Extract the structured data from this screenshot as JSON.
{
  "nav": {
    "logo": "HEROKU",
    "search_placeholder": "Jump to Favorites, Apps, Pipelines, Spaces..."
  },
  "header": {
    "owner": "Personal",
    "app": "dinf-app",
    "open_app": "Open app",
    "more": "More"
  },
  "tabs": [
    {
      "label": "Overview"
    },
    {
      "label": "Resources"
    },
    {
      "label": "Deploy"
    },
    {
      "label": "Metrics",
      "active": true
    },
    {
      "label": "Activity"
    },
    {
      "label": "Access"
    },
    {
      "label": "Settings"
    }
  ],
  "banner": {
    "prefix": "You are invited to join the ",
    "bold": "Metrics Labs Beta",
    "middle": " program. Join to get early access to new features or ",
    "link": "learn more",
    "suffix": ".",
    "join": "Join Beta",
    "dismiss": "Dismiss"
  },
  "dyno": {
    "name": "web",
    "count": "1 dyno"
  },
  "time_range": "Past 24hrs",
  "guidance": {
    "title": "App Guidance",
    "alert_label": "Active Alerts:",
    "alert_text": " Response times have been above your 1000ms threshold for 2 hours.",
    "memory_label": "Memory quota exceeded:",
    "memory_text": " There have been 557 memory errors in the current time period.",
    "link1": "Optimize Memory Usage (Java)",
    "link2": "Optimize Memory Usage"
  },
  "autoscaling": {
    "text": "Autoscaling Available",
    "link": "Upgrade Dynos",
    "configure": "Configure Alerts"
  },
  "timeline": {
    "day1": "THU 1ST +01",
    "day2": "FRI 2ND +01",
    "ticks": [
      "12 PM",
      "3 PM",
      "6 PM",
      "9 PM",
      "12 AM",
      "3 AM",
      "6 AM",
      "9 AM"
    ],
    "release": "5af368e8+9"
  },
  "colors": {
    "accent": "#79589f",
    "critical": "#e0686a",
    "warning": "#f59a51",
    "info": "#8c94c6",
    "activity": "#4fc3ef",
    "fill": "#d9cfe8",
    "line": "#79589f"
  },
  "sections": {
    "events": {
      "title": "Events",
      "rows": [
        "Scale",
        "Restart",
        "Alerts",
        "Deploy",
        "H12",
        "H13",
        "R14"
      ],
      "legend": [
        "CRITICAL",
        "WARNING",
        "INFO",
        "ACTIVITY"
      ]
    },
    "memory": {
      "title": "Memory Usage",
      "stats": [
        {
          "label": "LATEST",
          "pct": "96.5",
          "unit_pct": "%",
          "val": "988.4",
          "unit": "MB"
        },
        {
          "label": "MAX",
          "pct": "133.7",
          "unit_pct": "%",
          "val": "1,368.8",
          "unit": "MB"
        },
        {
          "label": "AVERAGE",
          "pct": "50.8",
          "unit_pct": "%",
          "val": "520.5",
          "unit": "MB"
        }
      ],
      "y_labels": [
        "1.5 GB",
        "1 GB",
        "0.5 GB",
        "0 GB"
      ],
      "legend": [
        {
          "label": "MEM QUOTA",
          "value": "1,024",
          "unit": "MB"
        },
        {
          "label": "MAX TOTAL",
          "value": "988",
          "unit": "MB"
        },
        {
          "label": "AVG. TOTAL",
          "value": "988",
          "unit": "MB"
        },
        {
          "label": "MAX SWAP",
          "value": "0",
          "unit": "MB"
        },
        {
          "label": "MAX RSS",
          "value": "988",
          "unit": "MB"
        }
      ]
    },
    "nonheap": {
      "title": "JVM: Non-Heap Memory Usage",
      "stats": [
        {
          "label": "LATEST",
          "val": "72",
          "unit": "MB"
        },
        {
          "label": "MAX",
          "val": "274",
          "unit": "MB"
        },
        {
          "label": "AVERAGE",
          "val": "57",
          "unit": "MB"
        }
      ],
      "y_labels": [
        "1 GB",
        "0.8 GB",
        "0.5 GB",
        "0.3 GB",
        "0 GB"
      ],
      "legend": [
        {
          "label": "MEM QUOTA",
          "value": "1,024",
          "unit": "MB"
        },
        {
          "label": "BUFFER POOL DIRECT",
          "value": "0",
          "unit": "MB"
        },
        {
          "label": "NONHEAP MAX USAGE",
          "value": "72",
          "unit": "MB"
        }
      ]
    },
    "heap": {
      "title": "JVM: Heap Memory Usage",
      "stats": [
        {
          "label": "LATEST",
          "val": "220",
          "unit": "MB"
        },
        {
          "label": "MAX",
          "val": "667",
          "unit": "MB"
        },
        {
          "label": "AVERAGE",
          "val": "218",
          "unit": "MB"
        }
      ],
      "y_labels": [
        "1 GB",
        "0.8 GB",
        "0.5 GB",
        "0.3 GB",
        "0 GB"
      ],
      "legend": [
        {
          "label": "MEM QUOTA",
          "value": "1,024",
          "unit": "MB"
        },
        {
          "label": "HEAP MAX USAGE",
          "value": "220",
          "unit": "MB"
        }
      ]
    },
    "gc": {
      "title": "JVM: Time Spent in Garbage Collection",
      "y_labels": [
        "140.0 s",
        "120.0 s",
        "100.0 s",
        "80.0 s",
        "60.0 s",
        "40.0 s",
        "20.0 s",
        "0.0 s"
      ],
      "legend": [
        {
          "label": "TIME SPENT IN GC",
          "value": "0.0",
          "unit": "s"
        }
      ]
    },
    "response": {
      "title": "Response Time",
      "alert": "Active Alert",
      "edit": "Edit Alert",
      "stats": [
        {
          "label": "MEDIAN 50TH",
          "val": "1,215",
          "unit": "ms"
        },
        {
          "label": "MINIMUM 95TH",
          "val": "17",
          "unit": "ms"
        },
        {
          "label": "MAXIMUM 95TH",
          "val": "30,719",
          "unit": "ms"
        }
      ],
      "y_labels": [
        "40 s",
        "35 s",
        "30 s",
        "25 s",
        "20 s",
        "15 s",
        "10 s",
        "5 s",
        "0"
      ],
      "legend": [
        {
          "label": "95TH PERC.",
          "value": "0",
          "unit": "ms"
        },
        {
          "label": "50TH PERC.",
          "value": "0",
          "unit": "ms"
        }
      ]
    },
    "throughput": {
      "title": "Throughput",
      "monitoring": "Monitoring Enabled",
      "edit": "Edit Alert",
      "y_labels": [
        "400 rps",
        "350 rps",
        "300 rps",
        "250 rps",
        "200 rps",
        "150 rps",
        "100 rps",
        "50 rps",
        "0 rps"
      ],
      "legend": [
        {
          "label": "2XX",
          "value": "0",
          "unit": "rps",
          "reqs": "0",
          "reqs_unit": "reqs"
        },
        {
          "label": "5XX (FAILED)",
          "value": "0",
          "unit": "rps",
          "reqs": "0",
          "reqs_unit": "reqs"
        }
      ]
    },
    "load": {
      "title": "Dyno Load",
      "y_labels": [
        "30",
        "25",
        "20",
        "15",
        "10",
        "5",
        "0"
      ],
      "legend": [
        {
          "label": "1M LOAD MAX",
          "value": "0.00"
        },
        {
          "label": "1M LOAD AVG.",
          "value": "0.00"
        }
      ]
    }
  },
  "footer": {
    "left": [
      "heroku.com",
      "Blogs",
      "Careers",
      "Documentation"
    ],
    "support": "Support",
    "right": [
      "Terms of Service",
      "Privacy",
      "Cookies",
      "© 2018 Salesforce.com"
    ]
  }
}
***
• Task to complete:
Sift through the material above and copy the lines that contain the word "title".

• Reply:
    "title": "App Guidance",
      "title": "Events",
      "title": "Memory Usage",
      "title": "JVM: Non-Heap Memory Usage",
      "title": "JVM: Heap Memory Usage",
      "title": "JVM: Time Spent in Garbage Collection",
      "title": "Response Time",
      "title": "Throughput",
      "title": "Dyno Load",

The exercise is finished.